People walk and shop in a lower Manhattan shopping mall on September 13, 2023 in New York City. Photo: Spencer Platt/Getty Images/AFP/LEHTIKUVA

International news

Countries in the Global South, encompassing regions like Africa, Asia, and Latin America, are increasingly asserting their stance on corporate social responsibility (CSR) by demanding the transfer of knowledge, resources, and technology from the developed world to their own regions. They emphasize that companies should not infringe upon state sovereignty. This evolving perspective is evident both at the international level, within forums like the United Nations, and at the national level, where these countries are shaping foreign companies' CSR initiatives to benefit their own interests.

Eva Nilsson, in her doctoral thesis titled "Making gains from ‘good oppressors’. Global South states contesting, instrumentalising and negotiating responsible business in the UN and Tanzania," explores how nations in the Global South engage with CSR. Despite a growing body of research on the impact of responsible and irresponsible business practices in these regions, there has been limited examination of how these states perceive corporate social responsibility and how it becomes a political issue at both global and national levels.

Nilsson's research delves into a significant gas investment project in Tanzania involving companies such as Shell, Equinor, and ExxonMobil. She also analyzes debates surrounding CSR within the United Nations, spanning from the early 1990s to the present day.

"At the international level, a major shift occurred 30 years ago when industrialized countries, led by Europe, began collaborating with responsible companies as a key strategy to combat poverty and promote sustainable development. Initially skeptical, Global South states have since adapted to this approach, asserting their authority in defining the meaning of corporate social responsibility," notes Nilsson.

In Tanzania, the research reveals that the government seeks to regulate CSR projects undertaken by large corporations at both federal and municipal levels. Through governance mechanisms, state actors can ensure that these projects align with local service needs or contribute resources to influential individuals and entrepreneurs.

"In the worst-case scenario, mismanaged CSR activities can inadvertently foster corruption, but at their best, they can create new opportunities for local businesses and workers," Nilsson emphasizes.

Tanzanian politicians aim to demonstrate to their constituents that they wield control over foreign investors' contributions to the country's socio-economic development.

Similar to many other African nations, Tanzania has enacted legislation specifying the percentage of local staff and subcontractors required for foreign investors.
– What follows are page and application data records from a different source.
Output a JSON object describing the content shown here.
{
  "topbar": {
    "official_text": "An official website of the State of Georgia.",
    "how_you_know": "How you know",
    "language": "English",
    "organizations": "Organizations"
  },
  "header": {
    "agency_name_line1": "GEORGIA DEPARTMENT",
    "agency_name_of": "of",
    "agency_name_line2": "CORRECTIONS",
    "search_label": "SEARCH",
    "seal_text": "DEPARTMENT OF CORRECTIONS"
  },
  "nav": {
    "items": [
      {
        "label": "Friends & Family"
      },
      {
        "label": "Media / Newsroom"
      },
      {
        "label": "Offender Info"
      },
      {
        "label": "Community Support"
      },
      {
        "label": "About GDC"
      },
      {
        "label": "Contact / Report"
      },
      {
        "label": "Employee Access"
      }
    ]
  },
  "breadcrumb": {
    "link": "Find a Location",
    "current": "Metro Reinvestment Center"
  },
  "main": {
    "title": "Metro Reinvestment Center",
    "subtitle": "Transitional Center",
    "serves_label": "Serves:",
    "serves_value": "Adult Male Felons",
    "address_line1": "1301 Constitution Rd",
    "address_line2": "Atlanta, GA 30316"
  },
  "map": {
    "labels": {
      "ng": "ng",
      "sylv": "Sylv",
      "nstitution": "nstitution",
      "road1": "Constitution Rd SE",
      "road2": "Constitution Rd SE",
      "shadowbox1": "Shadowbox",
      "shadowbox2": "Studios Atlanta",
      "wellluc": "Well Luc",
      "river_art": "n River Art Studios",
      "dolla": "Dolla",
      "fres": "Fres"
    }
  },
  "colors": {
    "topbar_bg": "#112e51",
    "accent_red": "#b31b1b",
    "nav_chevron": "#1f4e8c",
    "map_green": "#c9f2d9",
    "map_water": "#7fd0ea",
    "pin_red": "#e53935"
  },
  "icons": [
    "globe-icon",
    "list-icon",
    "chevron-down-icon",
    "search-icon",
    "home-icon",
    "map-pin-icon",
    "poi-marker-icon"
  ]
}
Moreover, the approval of companies' annual CSR programs must pass through the scrutiny of state authorities.

This evolving dynamic between countries in the Global South and Western corporations showcases a shifting landscape in which responsible business practices are viewed not just as philanthropy but also as a means of promoting equitable socio-economic development.